U.S. corn and soy crops wilt during hot and dry summer
The drought-hit corn and soybean crops are smaller than expected, said the government on Monday, slicing 451 million bushels from its estimate of the corn harvest and 152 million bushels from its soybean forecast. The revisions reduced this year's crops to also-rans instead of contenders for the record books.
Fewer hog farms, but far more hogs per farm
In the space of a generation, U.S. hog production has transformed, even if the Midwest, with Iowa foremost, is still the leader, said a new USDA report. There were half as many hog farms in the country in 2017 as there were in 1997, and the largest farms, often specialized operations, raised 93 percent of the pigs.
Judge orders Iowa agency to release list of landowners in pipeline path
An Iowa District Court judge ruled Monday that the Iowa Utilities Board must make the list of landowners likely to be affected by the Summit Carbon Solutions carbon dioxide pipeline available to the public within 14 days.
Carbon pipelines face continued resistance in Iowa
A group of farmers and climate change activists attended the Iowa Utilities Board (IUB) meeting in Des Moines last week and demanded the board vote against using eminent domain to acquire land for several proposed carbon pipeline projects.
Are Iowa’s proposed CO2 pipelines a legitimate climate mitigation tool?
Iowa environmentalists say the plan to build three pipelines to move liquified carbon dioxide — collected from the smokestacks of ethanol refineries — to North Dakota and Illinois, where the carbon would be pumped underground, will simply prop up the fossil fuel industry and shower their agribusiness investors with tax credits.
Report: Iowa’s hyper-consolidated hog industry drives income inequality
The increasing dominance of large factory farms in Iowa means hog farmers earn $2 less per pound of pork than they did 40 years ago, when the state had many more smaller farms, according to a new report by the nonprofit advocacy group Food & Water Watch.
USDA pays $146 million in bird flu indemnities
As bird flu losses topped 35 million fowl, Agriculture Secretary Tom Vilsack said on Thursday that the USDA has paid about $146 million in indemnities to poultry owners, with an additional $263 million available. “That’s about half of where we were in 2014-2015 with the last outbreak,” he said.
With emergency SNAP benefits ending, a ‘hunger cliff’ looms
"Anti-hunger advocates worry that the nation may be approaching a 'hunger cliff,' as some states are ending emergency SNAP benefits even as demand at food pantries—and Covid case numbers—are rising again," writes Bridget Huber in FERN's latest story.
White House starts ‘rural infrastructure tour’ loaded with dollar signs
President Biden launched a "rural infrastructure tour" on Monday to deliver billions of dollars in funding for rural America with senior officials visiting 30 communities in April. "These generational infrastructure investments will provide rural communities across America affordable high-speed internet, clean drinking water, reliable electricity, better roads and bridges and good-paying jobs," said the president.

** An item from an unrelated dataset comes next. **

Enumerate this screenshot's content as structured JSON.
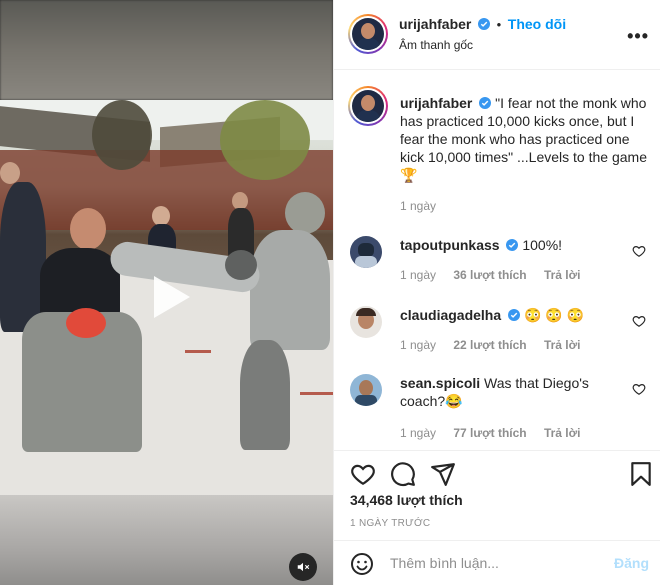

Egg prices spike as bird flu outbreaks reach two-month mark
Americans will not run out of eggs in the ongoing outbreak of bird flu, the worst since 2015, says Agriculture Secretary Tom Vilsack. Four percent of the U.S. layer flock has died in the two months since the first confirmation of highly pathogenic avian influenza (HPAI) on Feb. 8.
Minnesota loses 1 million turkeys in bird flu outbreaks

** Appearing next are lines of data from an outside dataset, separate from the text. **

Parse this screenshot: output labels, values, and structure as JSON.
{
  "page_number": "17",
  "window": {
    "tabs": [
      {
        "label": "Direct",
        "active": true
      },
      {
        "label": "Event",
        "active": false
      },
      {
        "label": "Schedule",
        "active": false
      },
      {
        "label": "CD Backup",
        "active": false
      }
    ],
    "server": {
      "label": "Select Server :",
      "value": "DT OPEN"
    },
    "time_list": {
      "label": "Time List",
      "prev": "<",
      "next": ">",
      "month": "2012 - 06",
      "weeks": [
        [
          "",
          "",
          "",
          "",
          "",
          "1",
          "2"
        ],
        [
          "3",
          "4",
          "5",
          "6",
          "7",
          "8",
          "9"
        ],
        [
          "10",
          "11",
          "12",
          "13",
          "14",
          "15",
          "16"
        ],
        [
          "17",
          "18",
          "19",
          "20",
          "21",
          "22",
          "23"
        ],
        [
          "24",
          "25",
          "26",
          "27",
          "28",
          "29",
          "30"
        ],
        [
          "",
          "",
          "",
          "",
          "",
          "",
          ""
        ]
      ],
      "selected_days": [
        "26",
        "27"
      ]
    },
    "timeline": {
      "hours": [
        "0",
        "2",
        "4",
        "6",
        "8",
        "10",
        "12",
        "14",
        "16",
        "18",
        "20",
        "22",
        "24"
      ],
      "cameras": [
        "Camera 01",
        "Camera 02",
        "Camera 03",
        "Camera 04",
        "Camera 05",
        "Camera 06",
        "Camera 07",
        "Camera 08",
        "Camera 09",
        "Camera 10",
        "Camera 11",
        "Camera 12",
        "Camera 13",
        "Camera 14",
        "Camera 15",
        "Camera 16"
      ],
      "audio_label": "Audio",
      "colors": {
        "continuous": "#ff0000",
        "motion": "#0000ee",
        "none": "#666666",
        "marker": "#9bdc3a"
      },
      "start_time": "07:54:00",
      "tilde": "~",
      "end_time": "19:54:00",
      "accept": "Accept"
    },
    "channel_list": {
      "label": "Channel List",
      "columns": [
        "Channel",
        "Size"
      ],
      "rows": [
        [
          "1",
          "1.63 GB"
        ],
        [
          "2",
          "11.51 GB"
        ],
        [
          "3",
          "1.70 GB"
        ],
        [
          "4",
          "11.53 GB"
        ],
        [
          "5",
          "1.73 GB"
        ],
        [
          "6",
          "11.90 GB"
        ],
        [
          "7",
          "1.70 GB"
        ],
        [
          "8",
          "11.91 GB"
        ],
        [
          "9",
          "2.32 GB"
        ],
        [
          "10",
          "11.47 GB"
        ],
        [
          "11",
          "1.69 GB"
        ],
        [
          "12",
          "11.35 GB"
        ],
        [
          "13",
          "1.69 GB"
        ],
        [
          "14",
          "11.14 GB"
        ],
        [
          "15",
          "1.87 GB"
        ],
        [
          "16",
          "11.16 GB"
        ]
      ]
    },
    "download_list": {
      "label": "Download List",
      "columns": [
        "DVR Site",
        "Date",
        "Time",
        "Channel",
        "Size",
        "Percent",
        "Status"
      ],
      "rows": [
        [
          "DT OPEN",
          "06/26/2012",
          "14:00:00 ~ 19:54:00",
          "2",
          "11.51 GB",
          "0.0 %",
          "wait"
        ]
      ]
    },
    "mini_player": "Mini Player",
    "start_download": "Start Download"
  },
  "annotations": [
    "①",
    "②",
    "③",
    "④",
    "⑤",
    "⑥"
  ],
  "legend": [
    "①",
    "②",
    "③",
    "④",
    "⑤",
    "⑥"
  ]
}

Turkey farmers in Minnesota, the No. 1 turkey-producing state, lost more than 557,000 turkeys in 12 outbreaks of highly pathogenic avian influenza (HPAI) this week, said the Agriculture Department on Wednesday. Total losses since the first outbreak was reported on March 25 are slightly over 1 million turkeys.

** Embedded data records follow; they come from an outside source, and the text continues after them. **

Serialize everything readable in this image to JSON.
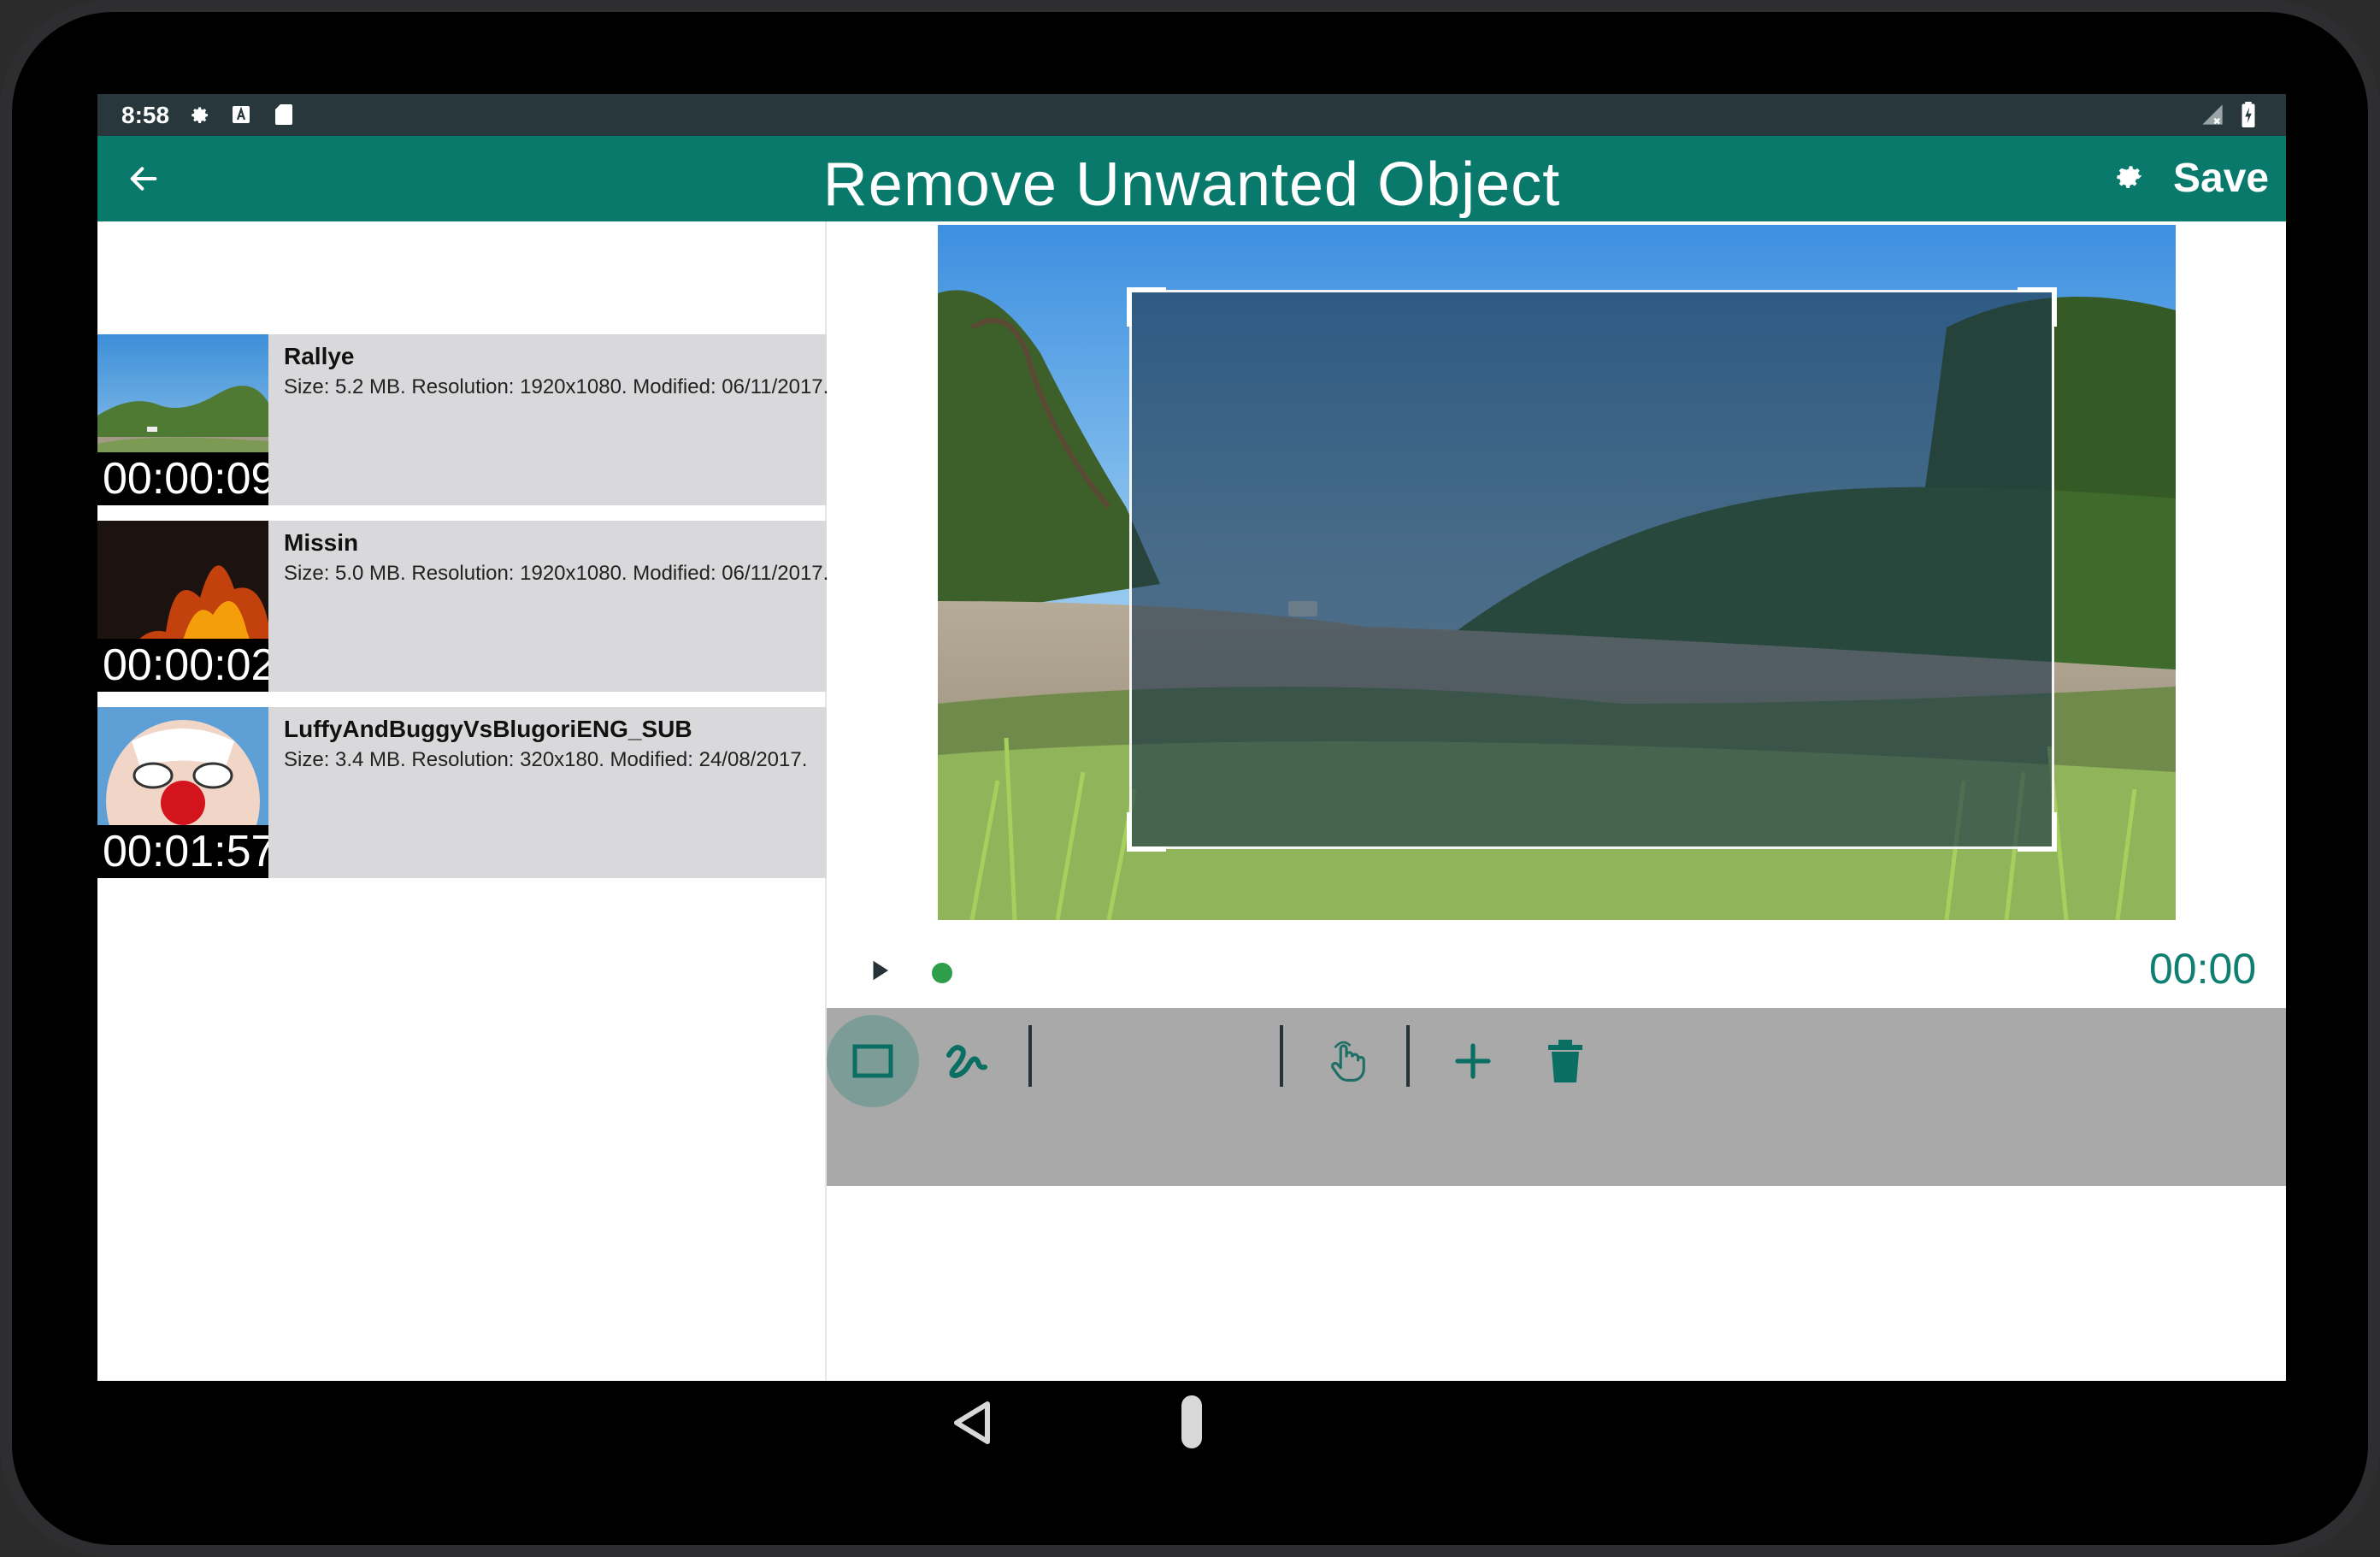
{
  "status_bar": {
    "time": "8:58"
  },
  "app_bar": {
    "title": "Remove Unwanted Object",
    "save_label": "Save"
  },
  "videos": [
    {
      "name": "Rallye",
      "meta": "Size: 5.2 MB. Resolution: 1920x1080. Modified: 06/11/2017.",
      "duration": "00:00:09"
    },
    {
      "name": "Missin",
      "meta": "Size: 5.0 MB. Resolution: 1920x1080. Modified: 06/11/2017.",
      "duration": "00:00:02"
    },
    {
      "name": "LuffyAndBuggyVsBlugoriENG_SUB",
      "meta": "Size: 3.4 MB. Resolution: 320x180. Modified: 24/08/2017.",
      "duration": "00:01:57"
    }
  ],
  "player": {
    "timecode": "00:00"
  },
  "tools": [
    "rectangle-select",
    "freehand-select",
    "hand-tool",
    "add",
    "delete"
  ],
  "colors": {
    "primary": "#08796a",
    "status_bar": "#27373b",
    "accent": "#2e9e4b",
    "list_row": "#d9d9db",
    "tools_bar": "#a9a9a9"
  }
}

Easter egg supply jeopardized amid bird flu surge
In three weeks, outbreaks of highly pathogenic avian influenza (HPAI) have killed more than 4 percent of the egg-laying chickens in America. "Egg availability may be limited leading into Easter," traditionally a high-demand period for eggs, said analysts at rural lender CoBank.